“While the coins from the Mercedes have been [under legal custody] at the storage facility approximately two hundred of them have been encased in transparent plastic or Lucite casings. The casings prominently display the NGC logo and other information apparently intended to promote the coins for sale. Spain would not object if the casings were temporary protective holders, but they are not: the plastic casing is a sealed, solid block similar to a souvenir paperweight. Spain is informed that the purpose of this [is] to enhance marketability to collectors.”
Spanish experts also found 99 percent of the coins and artifacts “submerged in aqueous solutions.” Odyssey says that NGC won’t identify the names of the chemicals because they are trade secrets. Nevertheless, Goold tells the court that Odyssey and NGC may be altering the historic state that the coins were found by separating clumps of silver and gold through chemical processes. “The apparent purpose of this is to prepare the coins for sale, not safekeeping,” he writes.
According to an artifact summary of the so-called “Black Swan” project – Odyssey’s codename for the ship – and filed with the court, the shipwreck recovery that took place in early 2007 off the coast of Portugal yielded a substantial trove. Besides the coins, Odyssey brought back bronze and copper ingots, pulley wheels, wooden fragments from “possibly a chest,” cannonballs, and rectangular and oval shaped boxes made of gold.
“The small number of coins recovered from the ‘Black Swan’ site evaluated to date are almost exclusively milled coinage struck in South American Spanish Crown Colonies,” Odyssey says in its report in 2008. The firm had long argued in public then that it didn’t know whether the coins were Spanish, but the report describes them as “reales” in eight, four, two and one denominations.
In a November 3, NGC CEO Steven Eichenbaum advised Spain that it had placed a lien on the treasure it was holding in lieu of $185,159 for conserving and storing the coins since 2007. “Release of the coins from our possession will not occur until the lien is satisfied in full,” Eichenbaum wrote.
Then Odyssey told Spain that “whoever ultimately takes possession and ownership of the coins would pay NGC.”
“I am sure that you are not suggesting that Spain would gladly accept all benefit and financial value of the coins, but would refuse to pay for their storage and conservation to date,” Odyssey lawyer and vice president Melinda MacConnel wrote Goold in a letter dated November 22.

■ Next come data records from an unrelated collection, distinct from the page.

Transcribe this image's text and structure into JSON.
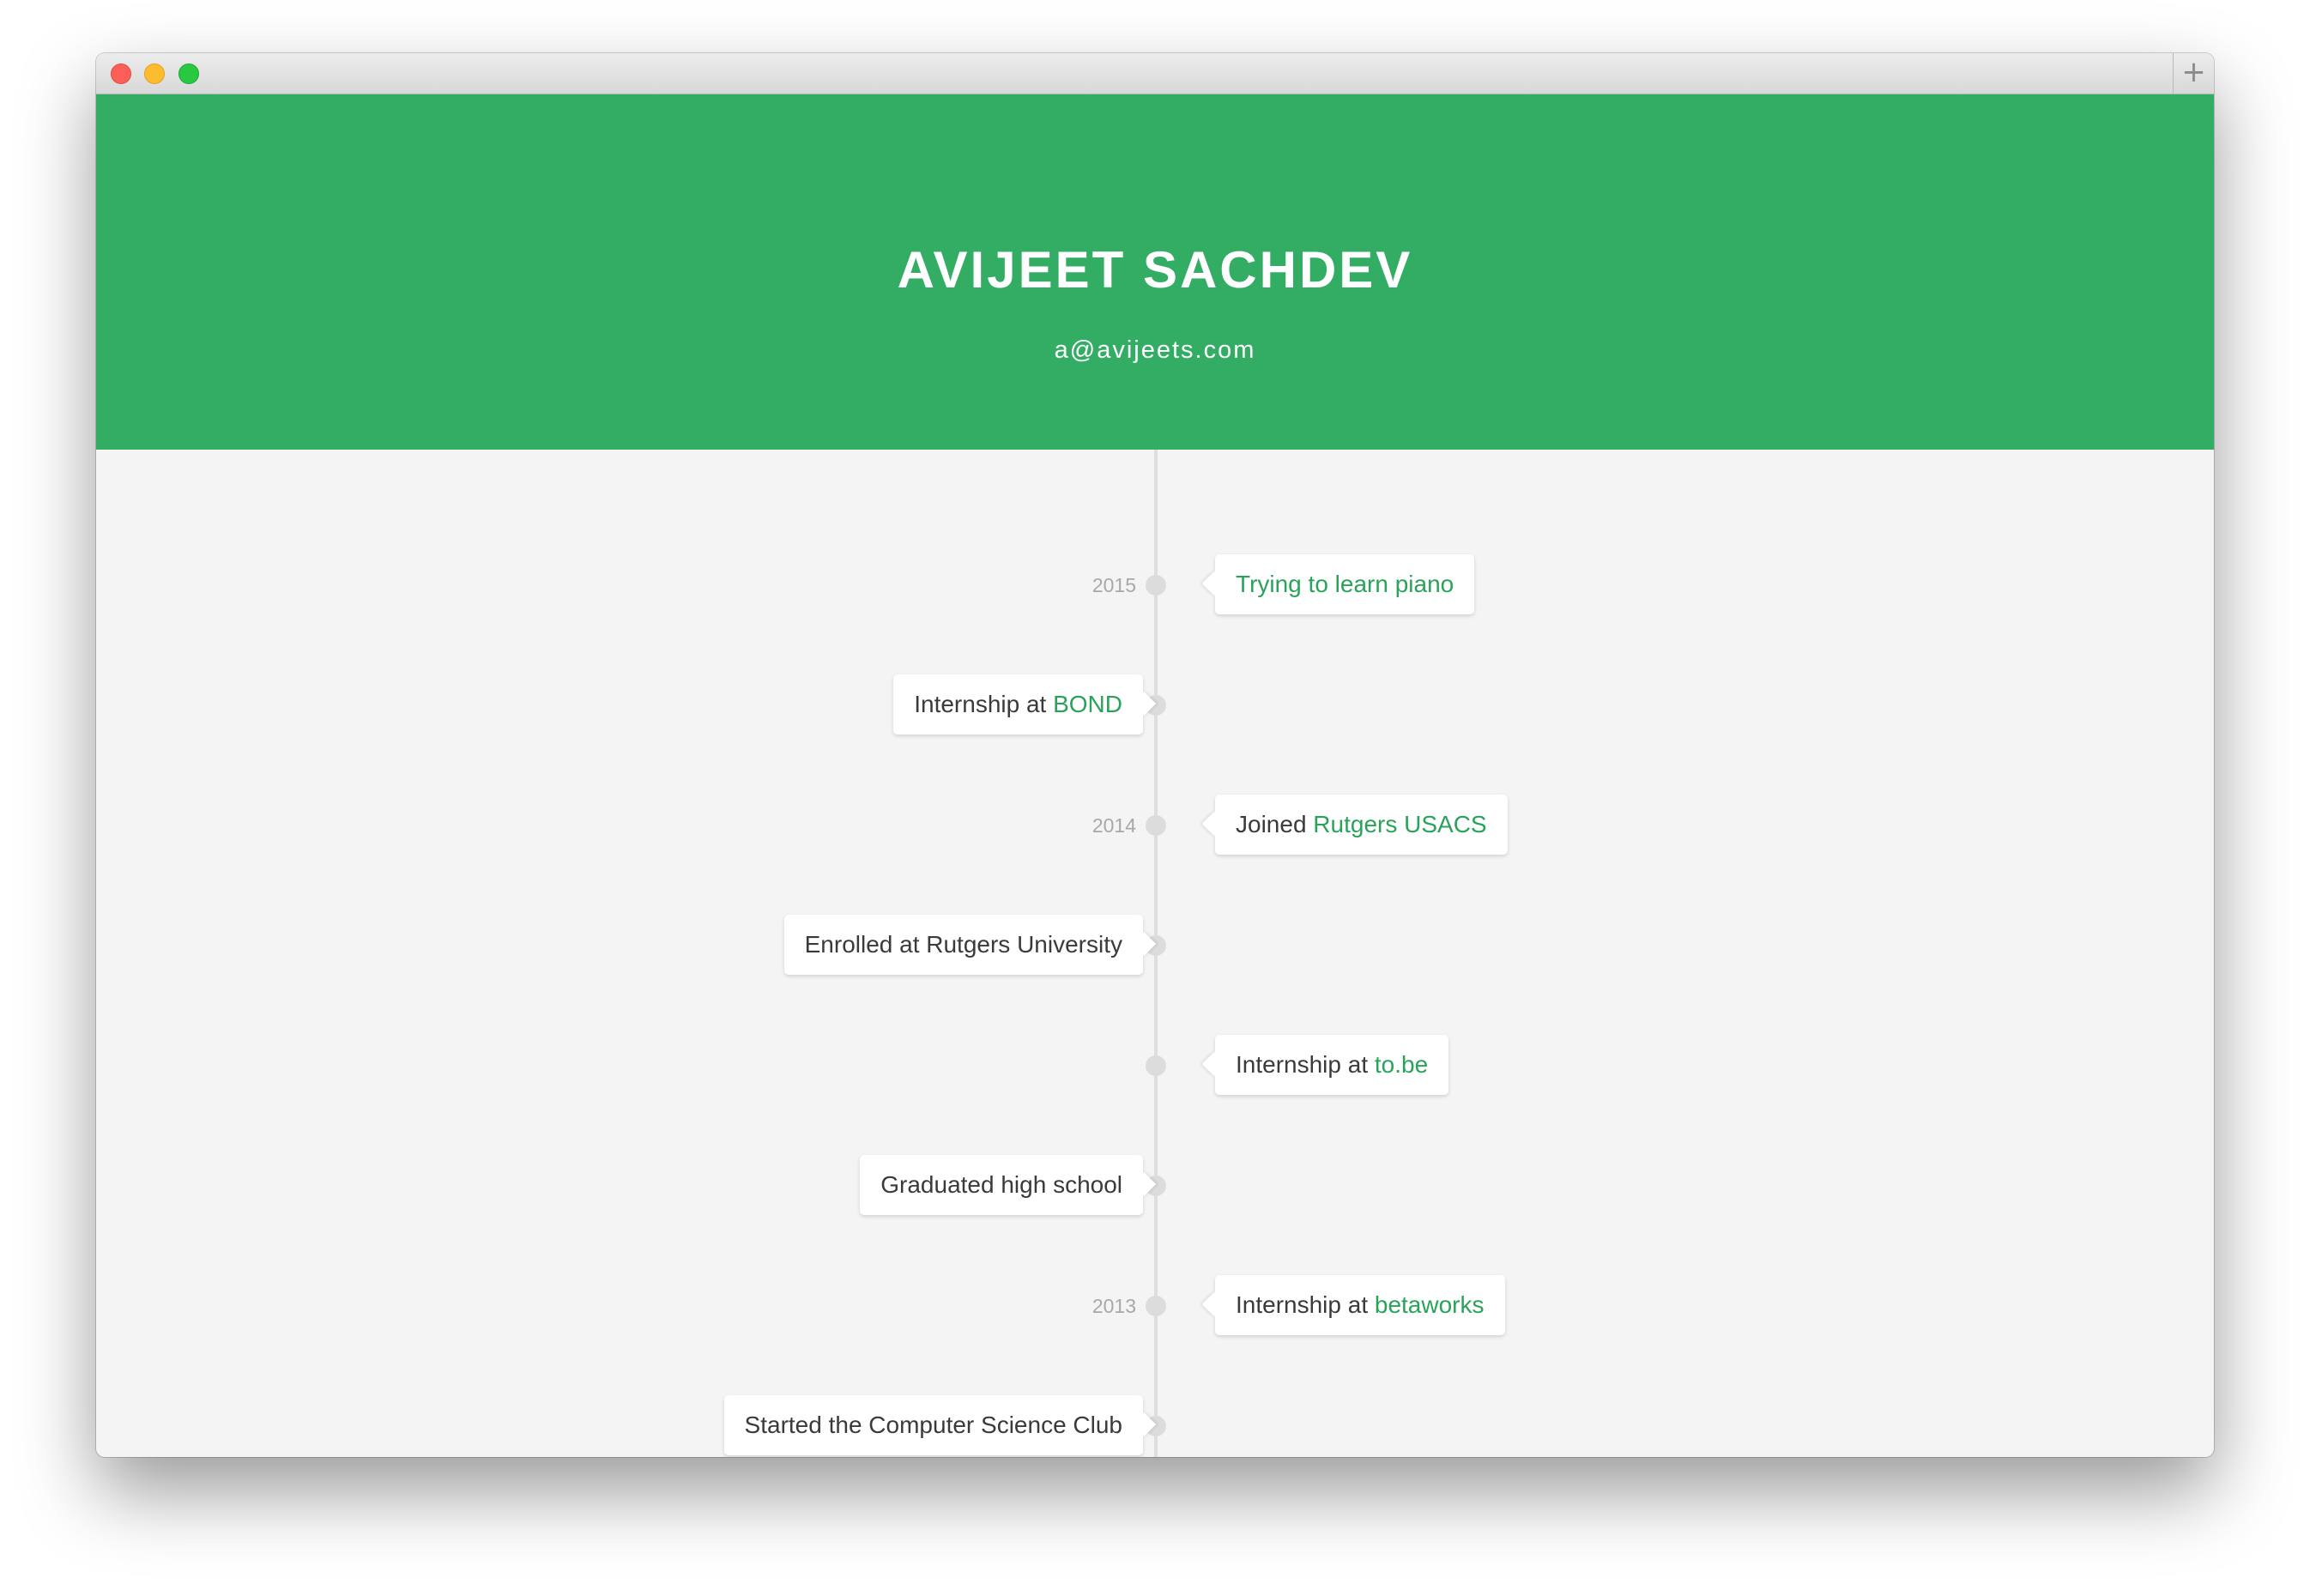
{
  "window": {
    "new_tab_symbol": "+",
    "traffic_lights": [
      "close",
      "minimize",
      "maximize"
    ]
  },
  "header": {
    "name": "AVIJEET SACHDEV",
    "email": "a@avijeets.com",
    "background_color": "#33ad64"
  },
  "timeline": {
    "accent_color": "#2aa35a",
    "entries": [
      {
        "side": "right",
        "year": "2015",
        "text": "",
        "link": "Trying to learn piano"
      },
      {
        "side": "left",
        "year": "",
        "text": "Internship at ",
        "link": "BOND"
      },
      {
        "side": "right",
        "year": "2014",
        "text": "Joined ",
        "link": "Rutgers USACS"
      },
      {
        "side": "left",
        "year": "",
        "text": "Enrolled at Rutgers University",
        "link": ""
      },
      {
        "side": "right",
        "year": "",
        "text": "Internship at ",
        "link": "to.be"
      },
      {
        "side": "left",
        "year": "",
        "text": "Graduated high school",
        "link": ""
      },
      {
        "side": "right",
        "year": "2013",
        "text": "Internship at ",
        "link": "betaworks"
      },
      {
        "side": "left",
        "year": "",
        "text": "Started the Computer Science Club",
        "link": ""
      }
    ]
  }
}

Spain has asked the judge to order Odyssey to fulfill the obligations it promised, including paying NGC, when it petitioned the court to allow it to hold the coins under the US Marshals’ supervision.
MacConnel has also told Spain that it won’t turn over the artifacts that are being kept in Gibraltar. Odyssey secretly airlifted the coins from the British territory in early 2007 and later that year its ship, the Explorer, was boarded by the Civil Guard when it crossed Spanish waters trying to reach Gibraltar again to reportedly retrieve the rest of the treasure.
According to that inventory filed with the court, Odyssey is storing in Gibraltar an undisclosed amount of silver coins, metal buckles, fragments of a coin bag and wooden crates encrusted with coins, gold jewelry, metal buckles, brass and glass optical lenses, ceramic shards and a glass bottle stopper.
“Due to Spain’s interference, those items never came under the jurisdiction of the US court and were never in the custody of the US Marshal, so they would not be subject to any order of the court,” MacConnel wrote in a letter dated October 12.
Spain argues that it must comply with the courts’ ruling and turn over everything it has that came from the Mercedes, regardless of where it is located.